Human rights organizations are hoping to build on the momentum of a recent resolution approved by the Whitefish City Council in Montana, which declared the city’s intention “to take a stance in support of diversity, inclusion of free speech, and freedom of assembly… and condemn ideologies, philosophies, and movements that deny a quality of human rights and opportunities,” as reported by the Whitefish Pilot.
That resolution, which was more of a symbolic gesture than an enforceable law, was spurred by the arrival of Richard Spencer to the community, a white nationalist who has declared his aspirations to create a “white ethno-state on the North American continent,” according to the Anti-Defamation League.
Activists in the small town of Whitefish, MT are now preparing to turn that resolution into an actual non-discrimination ordinance.
The ordinance would protect Whitefish citizens from unfair discrimination, and is specifically directed at housing, employment, and public accommodation protection for lesbian, gay, bisexual, and transgender residents.

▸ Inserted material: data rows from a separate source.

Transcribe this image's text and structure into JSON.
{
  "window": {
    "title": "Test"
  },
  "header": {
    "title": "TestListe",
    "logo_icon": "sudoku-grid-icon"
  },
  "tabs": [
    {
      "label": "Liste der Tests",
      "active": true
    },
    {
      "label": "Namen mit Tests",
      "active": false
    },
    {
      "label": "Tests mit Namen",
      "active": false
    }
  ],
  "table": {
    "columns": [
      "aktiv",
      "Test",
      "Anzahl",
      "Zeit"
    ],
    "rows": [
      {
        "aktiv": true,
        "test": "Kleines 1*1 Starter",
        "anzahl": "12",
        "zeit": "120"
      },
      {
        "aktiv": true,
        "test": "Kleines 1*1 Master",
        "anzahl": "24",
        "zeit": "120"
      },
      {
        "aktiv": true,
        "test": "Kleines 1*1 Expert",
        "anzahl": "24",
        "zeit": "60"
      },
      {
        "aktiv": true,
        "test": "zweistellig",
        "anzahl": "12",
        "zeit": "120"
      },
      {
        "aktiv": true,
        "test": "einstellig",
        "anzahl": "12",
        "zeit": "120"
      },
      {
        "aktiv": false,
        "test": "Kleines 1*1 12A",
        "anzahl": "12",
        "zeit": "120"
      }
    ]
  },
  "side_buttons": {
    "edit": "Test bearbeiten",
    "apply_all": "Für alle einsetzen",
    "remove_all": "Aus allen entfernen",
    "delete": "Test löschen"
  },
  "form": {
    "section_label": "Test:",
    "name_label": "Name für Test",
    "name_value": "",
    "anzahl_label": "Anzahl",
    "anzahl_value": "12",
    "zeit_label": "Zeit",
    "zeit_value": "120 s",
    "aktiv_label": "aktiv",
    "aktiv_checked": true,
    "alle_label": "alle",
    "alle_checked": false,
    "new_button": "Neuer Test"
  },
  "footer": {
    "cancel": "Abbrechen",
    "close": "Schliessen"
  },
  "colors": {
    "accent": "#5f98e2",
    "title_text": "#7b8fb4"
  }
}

Various Montana cities have tried to pass similar legislation in the past few years; some were successful, such as in Missoula and Helena, while other city councils couldn't pass their ordinances, such as in Dillon and Billings.
The prospective ordinance is being pushed by two human rights groups, the Montana Human Rights Network and the American Civil Liberties Union of Montana.
“Part of the role of government is to make sure all its citizens and visitors are treated with dignity and respect,” said Niki Zupanic, Public Policy Director at ACLU of Montana, to the Whitefish Pilot. “The Whitefish City Council could help make that a reality for more people by passing a local LGBT non-discrimination ordinance.”
Not In Our Town previously explored extremism in the Flathead Valley where Whitefish resides in the PBS documentary, The Fire Next Time.